A recent research paper published in the official BSI journal Immunology looked at how levels of various immune cells change in the blood of patients with different severities of COVID-19 and the crucial role of inflammation during SARS-CoV-2 infection.
Researchers from the Careggi University Hospital in Florence, Italy, studied blood samples of 40 patients infected with SARS-CoV-2 to measure the levels of different immune cells and biological molecules.
Myeloid cells are a group of specialised immune cells that circulate in the blood and are associated with the innate immune system. There are a variety of myeloid cells, each with a unique role during the initial immune response to an infection. The researchers focused on the myeloid cells called dendritic cells, monocytes, and neutrophils.

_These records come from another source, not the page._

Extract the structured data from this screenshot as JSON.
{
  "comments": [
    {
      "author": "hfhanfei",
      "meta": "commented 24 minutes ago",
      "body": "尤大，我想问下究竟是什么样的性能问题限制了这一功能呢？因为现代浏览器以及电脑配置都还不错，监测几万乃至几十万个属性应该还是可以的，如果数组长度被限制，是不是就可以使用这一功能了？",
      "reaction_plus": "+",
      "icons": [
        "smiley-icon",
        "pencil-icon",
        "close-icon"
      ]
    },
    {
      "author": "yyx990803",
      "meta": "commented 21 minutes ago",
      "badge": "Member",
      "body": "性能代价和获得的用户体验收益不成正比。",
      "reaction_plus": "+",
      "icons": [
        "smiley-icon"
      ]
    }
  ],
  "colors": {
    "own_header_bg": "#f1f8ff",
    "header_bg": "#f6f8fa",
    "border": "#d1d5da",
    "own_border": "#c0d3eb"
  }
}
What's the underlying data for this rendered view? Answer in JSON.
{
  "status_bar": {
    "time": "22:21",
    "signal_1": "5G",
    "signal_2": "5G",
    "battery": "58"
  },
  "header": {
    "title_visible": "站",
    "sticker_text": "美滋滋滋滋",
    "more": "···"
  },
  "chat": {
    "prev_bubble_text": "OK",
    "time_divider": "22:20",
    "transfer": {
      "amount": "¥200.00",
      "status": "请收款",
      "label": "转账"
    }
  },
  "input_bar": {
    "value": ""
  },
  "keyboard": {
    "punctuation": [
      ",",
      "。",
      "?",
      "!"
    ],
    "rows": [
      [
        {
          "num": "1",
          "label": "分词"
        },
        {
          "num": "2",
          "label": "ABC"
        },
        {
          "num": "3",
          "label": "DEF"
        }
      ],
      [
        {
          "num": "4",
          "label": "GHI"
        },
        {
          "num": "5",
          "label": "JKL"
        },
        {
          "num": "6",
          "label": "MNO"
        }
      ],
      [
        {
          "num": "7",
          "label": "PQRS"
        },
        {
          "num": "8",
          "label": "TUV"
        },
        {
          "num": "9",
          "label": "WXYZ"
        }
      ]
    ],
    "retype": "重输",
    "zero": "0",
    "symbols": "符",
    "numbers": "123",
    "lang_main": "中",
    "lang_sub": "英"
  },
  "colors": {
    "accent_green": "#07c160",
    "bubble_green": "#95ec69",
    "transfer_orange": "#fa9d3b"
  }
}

Monocytes have inflammatory and microbe killing functions and neutrophils are the initial response cell in the immune system. One type of dendritic cell is called a plasmacytoid dendritic cell (pDC), which promotes immune responses to viruses. In the presence of a virus, they release significant levels of signalling molecules, leading to a variety of immune mechanisms.
Proteins found on the surface of cells can be used as markers to understand functioning in an immune response. For example, some markers assist in the movement of the cells to infection sites or activate the cell.
What tests were carried out?
Forty patients diagnosed with COVID-19 agreed to participate in the research. They were categorised into three groups – patients admitted to an emergency department (ED), to an intensive care unit (ICU) and not admitted to an intensive care unit (non-ICU). These groups were linked to the severity of the patient’s symptoms. Eight healthy patients also took part in the research.
Blood was taken from each patient. The samples were then analysed in a series of laboratory experiments to identify the type of cells and surface proteins present.
What were the results of this study?
The researchers found blood levels of dendritic cells decreased significantly in patients with COVID-19. Levels of monocytes and neutrophils were unchanged in infected patients.
In the subsequent analysis of surface proteins, certain makers were found elevated on monocytes and neutrophils in patients with COVID-19 compared with healthy patients.
The severity of COVID-19 symptoms was associated with:
- Levels of different cell types in blood – ICU patients had significantly lower blood pDC levels than ED patients.
- Expression of cell surface proteins – certain markers were expressed more in immune cells of ICU patients compared to non‐ICU patients and significantly more when compared to healthy patients.
- Levels of monocyte subsets in blood
- Levels of inflammation markers – blood serum levels of signalling molecules, including C‐reactive protein, increased with symptom severity.
What can we conclude from this study?
The research shows that SARS-CoV-2 infection affects myeloid immune cells and markers of inflammation. The monocyte and neutrophil cell surface markers that were expressed more in patients with COVID-19 assist in the activation of each immune cell. This suggests that inflammation has a crucial role in the impaired immune response seen in patients with COVID-19. It will be important to further understand how the alterations in levels of myeloid cells and their activation impacts severity of disease.
Peruzzi, B., Bencini, S., Capone, M., Mazzoni, A., Maggi, L., Salvati, L., Vanni, A., Orazzini, C., Nozzoli, C., Morettini, A., Poggesi, L., Pieralli, F., Peris, A., Bartoloni, A., Vannucchi, A.M., Liotta, F., Caporale, R., Cosmi, L. and Annunziato, F. (2020) Quantitative and qualitative alterations of circulating myeloid cells and plasmacytoid DC in SARS‐CoV‐2 infection. Immunology. doi: 10.1111/imm.13254
First published 01 September 2020
Summary author Matt Perryman, BSI Editorial Co-ordinator